“For us it’s all about personal relationships”, says Rob. “Our eggs are all free range and come from Beechwood Farm, a family run business just a few miles up the road. We use two butchers, Vicars Game and Thatcham Butchers, both superb local businesses, as well as a number of local fishmongers, grocers and more. We are high volume customers to them which in turn helps to support jobs in our local communities: delivery drivers, butchers, farm workers and so on.”
That also includes supporting unique initiatives. One of the local bakers our caterers use to provide artisan and coffee shop products is Bread and Beyond, which provides young adults with learning difficulties an opportunity to learn how to bake.
“We heard their story and we wanted to get involved straight away and the quality of their product is really good so it ticks all the boxes”, says Rob. “Once it is safe to do so, we want to bring their students here so they can work with our pastry chefs and give them new working experiences. We want to give back to the local community.”
While controlling their own destiny, as Darren put it, means they can be more creative in the kitchen, the focus remains on food as part of an education.
“Throughout their Bradfield journey we want to help pupils learn about portion size, why eating blueberries in the morning is good for brain power in the classroom, learning why slow energy-releasing multi-vitamin smoothies help you get through Thursday fixtures when science says it’s the most difficult day of the week to motivate ourselves.”
The caterers are open to pupil feedback and one of the big changes last year was the introduction of the aforementioned ‘Meat-free days’ thanks to pupil involvement in the Catering Committee. For Rob and his team it’s always been about providing options and variety and the rise of vegan diets fits right into that belief.

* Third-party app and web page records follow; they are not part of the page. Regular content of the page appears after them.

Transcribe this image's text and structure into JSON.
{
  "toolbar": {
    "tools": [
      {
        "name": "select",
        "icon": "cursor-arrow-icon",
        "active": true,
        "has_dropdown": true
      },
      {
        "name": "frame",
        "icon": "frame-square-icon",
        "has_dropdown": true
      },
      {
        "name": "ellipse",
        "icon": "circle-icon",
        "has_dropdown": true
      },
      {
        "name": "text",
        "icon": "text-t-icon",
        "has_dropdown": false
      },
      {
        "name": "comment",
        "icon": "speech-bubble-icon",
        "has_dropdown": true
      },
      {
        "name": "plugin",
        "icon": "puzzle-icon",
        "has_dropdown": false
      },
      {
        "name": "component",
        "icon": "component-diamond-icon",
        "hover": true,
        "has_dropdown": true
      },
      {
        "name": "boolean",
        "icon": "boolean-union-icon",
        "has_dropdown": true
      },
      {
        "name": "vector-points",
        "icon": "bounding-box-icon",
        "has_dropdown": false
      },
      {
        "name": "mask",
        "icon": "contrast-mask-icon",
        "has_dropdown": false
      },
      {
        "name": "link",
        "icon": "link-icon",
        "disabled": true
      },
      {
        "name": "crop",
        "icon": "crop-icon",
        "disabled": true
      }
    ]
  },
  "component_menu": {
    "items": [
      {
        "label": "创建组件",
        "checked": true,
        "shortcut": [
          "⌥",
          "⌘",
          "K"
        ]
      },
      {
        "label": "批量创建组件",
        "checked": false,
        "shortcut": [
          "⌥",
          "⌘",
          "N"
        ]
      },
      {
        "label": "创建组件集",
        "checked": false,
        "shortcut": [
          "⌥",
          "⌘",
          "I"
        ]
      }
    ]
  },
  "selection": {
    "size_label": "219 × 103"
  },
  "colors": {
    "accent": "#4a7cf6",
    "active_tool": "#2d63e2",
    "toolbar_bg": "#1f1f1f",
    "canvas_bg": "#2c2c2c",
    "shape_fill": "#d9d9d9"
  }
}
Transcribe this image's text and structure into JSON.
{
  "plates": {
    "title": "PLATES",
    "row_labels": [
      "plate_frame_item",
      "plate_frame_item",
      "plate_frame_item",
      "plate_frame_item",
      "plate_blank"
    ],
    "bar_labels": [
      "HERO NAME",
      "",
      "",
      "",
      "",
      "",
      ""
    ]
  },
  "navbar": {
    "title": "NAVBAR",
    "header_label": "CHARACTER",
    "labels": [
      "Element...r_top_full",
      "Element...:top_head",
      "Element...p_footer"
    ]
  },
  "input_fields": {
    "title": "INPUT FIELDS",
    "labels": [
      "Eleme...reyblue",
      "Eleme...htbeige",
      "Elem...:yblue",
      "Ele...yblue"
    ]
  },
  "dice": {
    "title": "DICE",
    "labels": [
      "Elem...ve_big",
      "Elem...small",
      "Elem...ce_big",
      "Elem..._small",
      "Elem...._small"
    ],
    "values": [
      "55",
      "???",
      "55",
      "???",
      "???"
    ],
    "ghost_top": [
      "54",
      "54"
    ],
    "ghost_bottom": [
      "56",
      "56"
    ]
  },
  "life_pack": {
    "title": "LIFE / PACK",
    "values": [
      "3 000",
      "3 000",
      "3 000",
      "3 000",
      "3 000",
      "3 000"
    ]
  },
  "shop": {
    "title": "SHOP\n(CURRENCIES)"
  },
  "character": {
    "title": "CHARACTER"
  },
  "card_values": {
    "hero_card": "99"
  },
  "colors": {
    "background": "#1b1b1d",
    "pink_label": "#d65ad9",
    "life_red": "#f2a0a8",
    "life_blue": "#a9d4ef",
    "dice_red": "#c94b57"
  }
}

“We want the pupils to have choice. Food has changed a lot; recently we have found that vegetarian or vegan food is as good if not better than a meat option but it is about increasing those options. We wanted to do it subtly not forcibly so we’ve made small changes in the kitchen, using alternative ingredients, to increase the variety of food out there without forcing it upon the pupils.”
The global pandemic will temporarily change the operation from the vision the College set out at the beginning of this process. Capacity will be limited, the team has had to reassess how the service can work with fewer chefs allowed to work in the kitchen at any one time and food will have to be prepackaged and pre-plated but that does not mean poorer quality.
“We won’t be able to offer as much variety”, says Darren, “however the quality is not going to change. That is still the most important thing. We are going to start simple but high quality but because we can be flexible with our new suppliers we can add to the offering very quickly. If we see an opportunity to reintroduce something we will.”
So what does the future hold for food at Bradfield? For Darren it is about maintaining a strong level of consistency in order to be recognized as the best Independent School.
“I want us to be recognized not just here, but by the wider community. We want to expand our offering in different areas of the College, to really go all out for the pupils with new dining experiences.”
“We want to be a beacon” adds Rob, “for what is possible within this kind of an environment. I think we have achieved a lot in those five years and hopefully the next five years will see us flourish.”